The Ohio Bureau of Criminal Investigation suspended five employees at state crime labs and fired another for not properly testing drug evidence collected by law enforcement, the agency announced Friday.BCI officials began an investigation in October into the six employees after an internal review found mistakes with how the scientists were recording the drug tests they performed, said BCI Director Thomas Stickrath.In one instance, a chemist failed to properly log the way he tested drug evidence
Muck Rack makes it simple to find people, tweets, or articles that mention any name, keyword, company, hashtag etc. We've compiled this guide to help you make the most of your search.
Selecting a term
Start searching tweets, articles from media outlets, articles mentioned in tweets, journalists'
names, titles and bios with some suggested searches:
Companies or Topics (e.g. iPhone, Microsoft)
Phrases (e.g. "cloud computing") — use quotes to keep the terms together
Twitter handles (e.g. @username) — returns those who have mentioned or replied to
Names (e.g. "David Pogue")
Hashtags (e.g. #sxsw, #london2012)
Bio details (e.g. vegan, Olympics, father)
Muck Rack's Advanced Search allows for many boolean operators.
Find results that mention multiple specified terms, use AND or
+. For example, ensure each result contains both Elon Musk and Mark Zuckerberg by
searching Obama AND Romney or Obama + Romney.
Use the operators OR or , to broaden your search when you'd like either of
multiple terms to appear in results. (This is the default behavior of our search when no operators
are used.) For example, search for democrat OR republican to find results that refer to
Democrats and/or Republicans.
Use NOT or - to subtract results from your search. For
example, searching Disney will yield results about the Walt Disney Company as well as Walt Disney
World Resort. To exclude mentions of Disney World, search for Disney -World or Disney
When using one of these operators with a phrase, enclose it in quotation marks. For example, you can
find results about smartphones excluding Apple's iPhone 4S by searching smartphone -"iPhone
Exact case matching or punctuation
If you're searching for a brand name or keyword that relies on specific punctuation marks or capitalization, you can
find results that match your exact query by adding matchcase: before the keyword you're searching for, like matchcase:E*TRADE .
Use parentheses to separate multiple
boolean phrases. For example, to find journalists talking about having fun in Disney World or

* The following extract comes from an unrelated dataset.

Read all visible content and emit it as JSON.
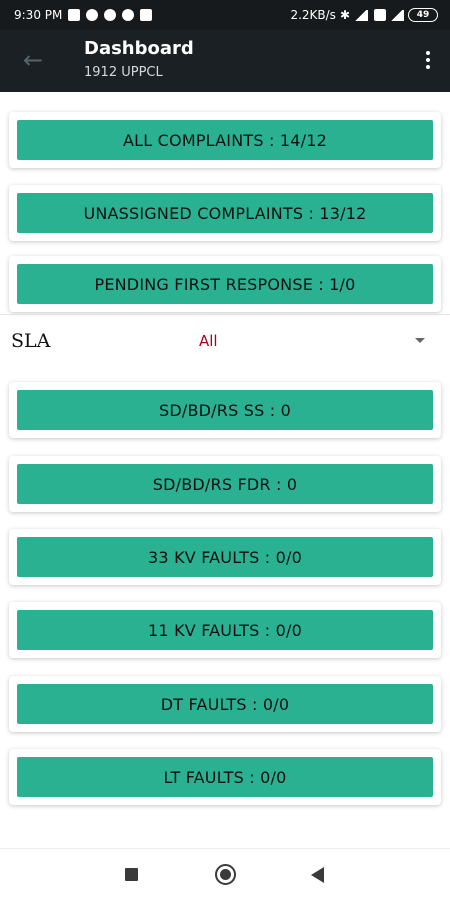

Disneyland, search for ("disney world" OR disneyland) AND fun.
An asterisk can be used to search for any variation of a root word truncated by the asterisk. For example, searching for admin* will return results for administrator, administration, administer, administered, etc.
A near operator is an AND operator where you can control the distance between the words. You can vary the distance the near operation uses by adding a forward slash and number (between 0-99) such as strawberries NEAR/10 "whipped cream", which means the strawberries must exist within 10 words of "whipped cream".